::: DATASET RECORDS

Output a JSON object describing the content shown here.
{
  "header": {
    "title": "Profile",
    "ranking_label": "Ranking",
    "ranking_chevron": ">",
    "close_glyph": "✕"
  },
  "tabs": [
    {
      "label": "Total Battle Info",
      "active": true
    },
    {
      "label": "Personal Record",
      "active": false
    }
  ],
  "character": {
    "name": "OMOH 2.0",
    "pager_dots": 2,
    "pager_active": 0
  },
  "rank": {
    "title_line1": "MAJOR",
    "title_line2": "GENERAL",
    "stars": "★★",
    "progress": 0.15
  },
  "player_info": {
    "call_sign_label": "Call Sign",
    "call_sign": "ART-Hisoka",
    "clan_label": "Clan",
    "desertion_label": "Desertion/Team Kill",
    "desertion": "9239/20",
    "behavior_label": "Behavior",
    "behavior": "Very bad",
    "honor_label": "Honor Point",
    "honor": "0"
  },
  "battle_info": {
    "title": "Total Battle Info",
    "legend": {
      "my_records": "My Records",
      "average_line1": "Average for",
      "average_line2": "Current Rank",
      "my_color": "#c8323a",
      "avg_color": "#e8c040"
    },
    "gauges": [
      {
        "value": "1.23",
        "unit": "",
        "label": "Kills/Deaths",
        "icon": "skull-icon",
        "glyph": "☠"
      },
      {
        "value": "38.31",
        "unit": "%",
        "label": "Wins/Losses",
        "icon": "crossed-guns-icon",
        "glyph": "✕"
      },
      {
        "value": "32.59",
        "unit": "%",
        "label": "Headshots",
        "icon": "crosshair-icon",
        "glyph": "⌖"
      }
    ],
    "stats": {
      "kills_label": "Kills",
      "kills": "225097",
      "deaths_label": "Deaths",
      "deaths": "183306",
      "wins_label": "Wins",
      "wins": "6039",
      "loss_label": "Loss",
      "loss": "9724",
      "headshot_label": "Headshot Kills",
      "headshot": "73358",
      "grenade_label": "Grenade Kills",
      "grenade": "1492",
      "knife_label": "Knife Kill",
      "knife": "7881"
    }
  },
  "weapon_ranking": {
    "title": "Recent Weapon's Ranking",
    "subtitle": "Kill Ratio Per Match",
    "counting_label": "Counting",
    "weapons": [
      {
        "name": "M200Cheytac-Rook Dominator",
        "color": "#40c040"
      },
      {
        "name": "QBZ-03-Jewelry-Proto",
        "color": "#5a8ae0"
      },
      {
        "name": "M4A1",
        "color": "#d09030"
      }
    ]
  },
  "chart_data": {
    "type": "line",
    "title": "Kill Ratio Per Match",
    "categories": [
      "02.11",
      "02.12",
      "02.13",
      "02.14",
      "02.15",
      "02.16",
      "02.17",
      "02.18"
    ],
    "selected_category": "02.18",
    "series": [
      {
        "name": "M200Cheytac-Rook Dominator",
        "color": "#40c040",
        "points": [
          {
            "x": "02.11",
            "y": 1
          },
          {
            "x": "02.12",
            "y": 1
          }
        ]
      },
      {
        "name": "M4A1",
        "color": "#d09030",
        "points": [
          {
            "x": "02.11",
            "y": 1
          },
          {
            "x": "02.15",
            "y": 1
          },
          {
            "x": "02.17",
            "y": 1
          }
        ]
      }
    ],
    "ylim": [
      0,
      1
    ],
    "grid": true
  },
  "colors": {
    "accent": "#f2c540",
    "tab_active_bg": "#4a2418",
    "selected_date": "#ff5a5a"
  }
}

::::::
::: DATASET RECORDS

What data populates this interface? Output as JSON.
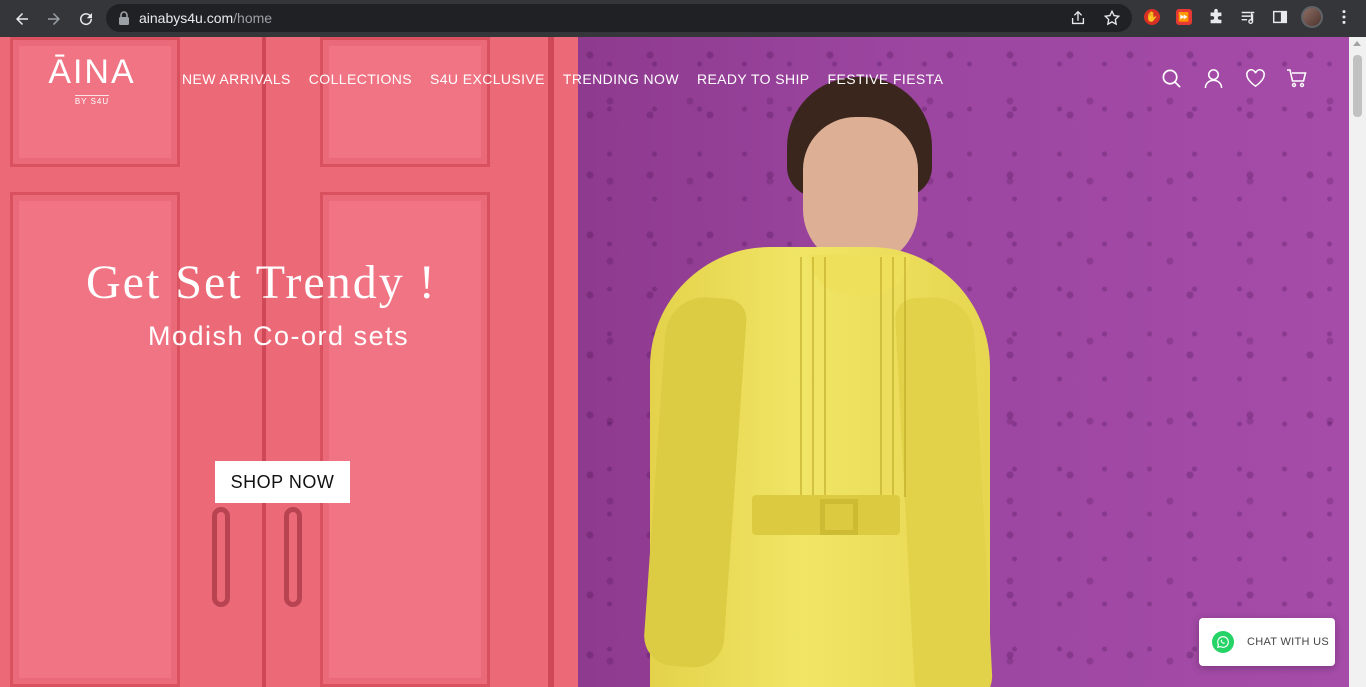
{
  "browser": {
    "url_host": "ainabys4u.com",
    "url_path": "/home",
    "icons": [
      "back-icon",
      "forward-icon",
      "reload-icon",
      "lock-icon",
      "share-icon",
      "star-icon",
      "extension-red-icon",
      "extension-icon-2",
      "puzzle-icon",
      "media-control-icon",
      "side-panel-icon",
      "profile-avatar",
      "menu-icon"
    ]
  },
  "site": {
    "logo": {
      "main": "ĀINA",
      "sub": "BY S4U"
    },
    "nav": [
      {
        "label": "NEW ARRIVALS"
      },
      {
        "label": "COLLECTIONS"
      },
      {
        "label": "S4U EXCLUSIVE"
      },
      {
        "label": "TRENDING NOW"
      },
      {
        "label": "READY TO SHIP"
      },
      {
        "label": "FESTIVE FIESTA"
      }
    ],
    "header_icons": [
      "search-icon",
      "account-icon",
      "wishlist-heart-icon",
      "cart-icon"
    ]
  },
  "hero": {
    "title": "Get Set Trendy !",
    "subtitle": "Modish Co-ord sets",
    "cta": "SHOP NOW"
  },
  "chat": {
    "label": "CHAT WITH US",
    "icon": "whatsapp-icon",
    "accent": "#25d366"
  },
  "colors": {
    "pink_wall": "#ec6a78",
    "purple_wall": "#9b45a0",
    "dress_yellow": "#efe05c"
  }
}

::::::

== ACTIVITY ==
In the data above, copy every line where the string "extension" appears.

== TASK SOLUTION ==
      "extension-red-icon",
      "extension-icon-2",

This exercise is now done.